THC works to help soothe pain, calm anxiety, and ease nausea. It essentially modifies the endocannabinoid receptors and changes the messages they send out to the body, creating a variety of physical and mental responses in the process.

How will THC make me Feel?

Everyone’s body chemistry is different, so individual reactions to THC will vary from person to person. Side effects like dry mouth and hunger are common, along with slight drowsiness, excitement, and in some cases increased anxiety and paranoia. It’s difficult to predict exactly how a person will react to THC, which is why it’s important to “start low and go slow” until you are more familiar with how your body will react.

THC as a Medicinal Treatment

THC can help treat dozens of physical and mental conditions. It’s proven beneficial in managing the symptoms of everything from PTSD to chronic nerve pain to Crohn’s disease.

Recent studies have also shown that THC is a neuroprotectant, meaning it protects and even stimulates brain cells, which could have a huge impact on how degenerative conditions like Parkinson’s are treated.
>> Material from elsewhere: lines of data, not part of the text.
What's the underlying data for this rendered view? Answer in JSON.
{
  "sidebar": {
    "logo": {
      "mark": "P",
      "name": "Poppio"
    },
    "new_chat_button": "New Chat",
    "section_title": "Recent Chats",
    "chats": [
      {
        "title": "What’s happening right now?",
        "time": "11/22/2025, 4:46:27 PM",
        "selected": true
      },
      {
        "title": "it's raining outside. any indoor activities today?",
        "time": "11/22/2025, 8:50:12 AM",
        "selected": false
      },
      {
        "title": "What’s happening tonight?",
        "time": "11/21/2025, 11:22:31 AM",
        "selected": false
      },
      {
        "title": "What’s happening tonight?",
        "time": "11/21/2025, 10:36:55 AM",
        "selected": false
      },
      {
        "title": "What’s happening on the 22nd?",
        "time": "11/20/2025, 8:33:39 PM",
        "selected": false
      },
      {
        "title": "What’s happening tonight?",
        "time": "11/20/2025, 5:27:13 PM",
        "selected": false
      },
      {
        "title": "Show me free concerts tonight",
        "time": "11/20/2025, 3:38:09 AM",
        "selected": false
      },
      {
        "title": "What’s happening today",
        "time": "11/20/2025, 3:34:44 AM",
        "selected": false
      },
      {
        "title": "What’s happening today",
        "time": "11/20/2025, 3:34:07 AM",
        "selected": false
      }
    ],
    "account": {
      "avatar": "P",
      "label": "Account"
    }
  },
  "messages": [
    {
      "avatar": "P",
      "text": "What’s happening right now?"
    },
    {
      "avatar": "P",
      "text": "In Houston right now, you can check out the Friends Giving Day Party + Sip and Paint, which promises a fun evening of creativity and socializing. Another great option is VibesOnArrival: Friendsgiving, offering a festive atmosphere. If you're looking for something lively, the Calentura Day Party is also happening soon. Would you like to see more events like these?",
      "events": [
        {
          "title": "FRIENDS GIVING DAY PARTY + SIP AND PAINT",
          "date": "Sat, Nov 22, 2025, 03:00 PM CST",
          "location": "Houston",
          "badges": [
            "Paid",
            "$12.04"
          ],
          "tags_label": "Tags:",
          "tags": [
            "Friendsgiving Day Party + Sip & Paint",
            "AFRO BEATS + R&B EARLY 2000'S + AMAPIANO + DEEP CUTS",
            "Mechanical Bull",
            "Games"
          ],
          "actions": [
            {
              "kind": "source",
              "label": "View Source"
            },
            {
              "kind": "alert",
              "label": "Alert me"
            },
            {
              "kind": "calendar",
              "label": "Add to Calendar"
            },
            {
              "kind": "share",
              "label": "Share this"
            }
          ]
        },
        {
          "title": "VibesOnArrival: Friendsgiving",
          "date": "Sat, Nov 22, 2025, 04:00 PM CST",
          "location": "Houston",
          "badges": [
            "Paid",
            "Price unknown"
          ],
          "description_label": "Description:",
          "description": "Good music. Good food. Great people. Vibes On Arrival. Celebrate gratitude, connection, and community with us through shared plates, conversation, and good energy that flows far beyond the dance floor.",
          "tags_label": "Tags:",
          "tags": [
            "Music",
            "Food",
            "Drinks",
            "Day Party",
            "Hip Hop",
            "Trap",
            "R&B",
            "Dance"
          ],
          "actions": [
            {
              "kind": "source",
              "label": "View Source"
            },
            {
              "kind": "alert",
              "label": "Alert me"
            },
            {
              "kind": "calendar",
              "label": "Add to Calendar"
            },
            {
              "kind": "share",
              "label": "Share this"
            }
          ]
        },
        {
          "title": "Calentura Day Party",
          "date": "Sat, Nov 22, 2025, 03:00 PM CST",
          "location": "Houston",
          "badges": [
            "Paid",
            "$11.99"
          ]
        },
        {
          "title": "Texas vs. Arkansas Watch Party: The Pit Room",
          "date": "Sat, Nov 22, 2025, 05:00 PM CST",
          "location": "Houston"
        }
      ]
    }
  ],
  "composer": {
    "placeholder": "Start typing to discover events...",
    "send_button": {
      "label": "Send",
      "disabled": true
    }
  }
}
As marijuana laws evolve and change, more and more research is being conducted to further our understanding about the many medicinal qualities of THC.

Erasing the THC Stigma

There are a lot of misconceptions about THC.

People fear the unknown, and those who fear THC the most tend to know very little about it.

Educating people about THC, and marijuana in general, is crucial helping them understand and appreciate the benefits of it. The more studies that are conducted, the more information that is shared, and the more people that are helped, the easier it will be to finally erase the negative perceptions of THC—and start using medical marijuana to make a positive impact on the lives of people everywhere.